UAlberta alumni and staff working it at The Works, Edmonton’s international visual arts festival
Feature image: Detail of Kirsty Templeton-Davidge’s Every Second Sunday
UAlberta stage management grad, Erin Valentine (‘14 BFA) is the Marketing – Churchill Square Supervisor at The Works Art & Design Festival, June 19 through July 1, 2015. After two years as the Volunteer Coordinator for the Works, her role now involves vendor relations, social media, media communications, and daily logistics on the festival site.
Many of the Works festival staff are current U of A students or recent alumni, including Dalaine Wall (design assistant), Kasie Campbell (production coordinator), Fren Mah (marketing assistant), Agata Garbowska (curatorial assistant), and Matthew Carr (production assistant).
In this guest post, Erin highlights some of the creative work by UAlberta Arts alumni and current staff featured at this year’s Works Festival.
Susanna Barlow (’14 BFA) is planting potatoes on Churchill Square! Barlow’s installation recalls the common practice in 1950s to 70s Edmonton of creating nutrient rich soil by planting potatoes before grass in the front lawn of a new home. Viewing Churchill Square as the front lawn of Edmonton, the installation reminds us that 2015 is a period of significant growth for the city, and asks us if we are making space for those who need it most. The Potato Project will also be celebrated at a featured reception on Wednesday, July 1st in a coming together of the community to nurture the continued growth of the plants and share in a potato-based snack. Susanna is also exhibiting a series of prints and video called Elementum at the World Trade Centre.
ECC – Susanna Barlow – I Give Thee My Troth.
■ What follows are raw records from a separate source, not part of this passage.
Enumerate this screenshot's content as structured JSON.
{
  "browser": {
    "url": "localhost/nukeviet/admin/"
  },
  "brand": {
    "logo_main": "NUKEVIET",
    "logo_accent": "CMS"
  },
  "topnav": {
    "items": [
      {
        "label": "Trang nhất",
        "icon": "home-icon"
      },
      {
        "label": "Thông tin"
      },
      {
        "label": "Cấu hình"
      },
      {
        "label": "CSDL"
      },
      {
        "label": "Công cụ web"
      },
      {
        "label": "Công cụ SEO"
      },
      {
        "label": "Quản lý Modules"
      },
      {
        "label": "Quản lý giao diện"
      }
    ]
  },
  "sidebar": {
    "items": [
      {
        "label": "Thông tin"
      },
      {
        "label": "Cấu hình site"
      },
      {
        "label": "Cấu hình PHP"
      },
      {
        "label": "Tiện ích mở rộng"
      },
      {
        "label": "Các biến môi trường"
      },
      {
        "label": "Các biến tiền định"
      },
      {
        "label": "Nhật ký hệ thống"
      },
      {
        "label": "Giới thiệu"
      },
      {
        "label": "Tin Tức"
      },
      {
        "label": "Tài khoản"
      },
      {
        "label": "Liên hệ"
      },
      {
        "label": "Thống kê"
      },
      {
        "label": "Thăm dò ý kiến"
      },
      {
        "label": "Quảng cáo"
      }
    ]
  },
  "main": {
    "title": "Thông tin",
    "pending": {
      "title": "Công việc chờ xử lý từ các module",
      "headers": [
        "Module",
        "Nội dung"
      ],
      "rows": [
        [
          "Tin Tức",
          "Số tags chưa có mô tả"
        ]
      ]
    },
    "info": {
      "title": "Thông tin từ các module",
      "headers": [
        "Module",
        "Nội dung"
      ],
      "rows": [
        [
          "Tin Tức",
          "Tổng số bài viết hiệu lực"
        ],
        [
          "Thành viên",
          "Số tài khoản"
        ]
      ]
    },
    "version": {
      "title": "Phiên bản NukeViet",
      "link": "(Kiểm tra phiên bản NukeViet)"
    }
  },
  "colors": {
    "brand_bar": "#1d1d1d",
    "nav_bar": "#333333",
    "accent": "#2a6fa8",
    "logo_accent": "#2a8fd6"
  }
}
Courtesy The Works Festival of Art and Design.
Sky Hoffos (’15 BFA) represents himself and his relationship to nature in Into the Forest, Into My Soul on Churchill Square He has created an immersive, sculptural installation that the viewer must enter to experience, and presents it as a refuge; a pocket of wilderness in an outdoor concrete space.
Churchill Square – Skyler Hoffos. Into the Forest Into My Soul (detail). Courtesy the Works Festival of Art and Design.
Kirsty Templeton-Davidge (’15 BFA) has transformed potentially forgotten moments into concrete memories in Anamnesis: Recollections & Perception (Site 10, Scotia Place). From blurred landscapes barely captured during summer road trips to lingering observances of loved ones, these ethereal moments coalesce to reveal common human narratives.
Scotia Place – Kirsty Templeton-Davidge – Every Second Sunday. Courtesy the Works Festival of Art and Design.
Some of the 2015 Bachelor of Design graduates have come together to create for the love of design (Site 5, Stanley Milner Library), an exploration and exhibition of what designers offer and how they affect the community. Projects include graphic design, product design, instruction design, and pop-up books!
Milner – For the Love of Design -Bianca Ho, _Little Home Makers- Classic Edition_, Popup Book. Courtesy the Works Festival of Art and Design.
In addition, University of Alberta instructor Royden Mills’ exhibit The Most Dangerous Job in the World: An Exhibition on Two Sites (EPCOR Tower and dc3 Art Projects) showing his recent large scale sculptural works, as well as a curated group of works by former students.
Right on the U of A campus, the FAB Gallery is a Works Festival venue, showcasing a couple of exceptional MFA student shows.
Aaron Veldstra, MFA Drawing & Intermedia candidate, presents Our Anaerobic Future. Aaron’s work is timely in its artistic critique of the oil industry and explorations into remediation and sustainability. His intricate large-scale works touch on the performative as he uses map data to create large-scale ink works that he then clears away using a combination of water and baking soda.
Aaron Veldstra’s work in progress (2014). Photo by Richard Siemens.
Amanda Forrest-Chan, MFA Printmaking candidate, presents Felt Breathless All Day. Forrest-Chan’s work explores mortality and memory in conjunction with the parallels of decay between land and body. The inspiration for her work was drawn from personal experiences of loss and recent travels to Scotland and Trout Lake, Northwest Territories. In addition to the lush prints Amanda has on display, her show also involves daily performances from 1 p.m. to 3 p.m.
FAB Gallery – Amanda Forrest-Chan – Felt Breathless All Day. Courtesy the Works Festival of Art and Design.
About The Works Art & Design Festival
The Works International Visual Arts Society produces The Works Art & Design Festival which attracts artists and patrons from around the world, boosting the energy and imagination of Downtown Edmonton at the start of every summer. The Works is a free event that draws an audience representing all ages and interests, offering over 200 exciting exhibits and special events to the public.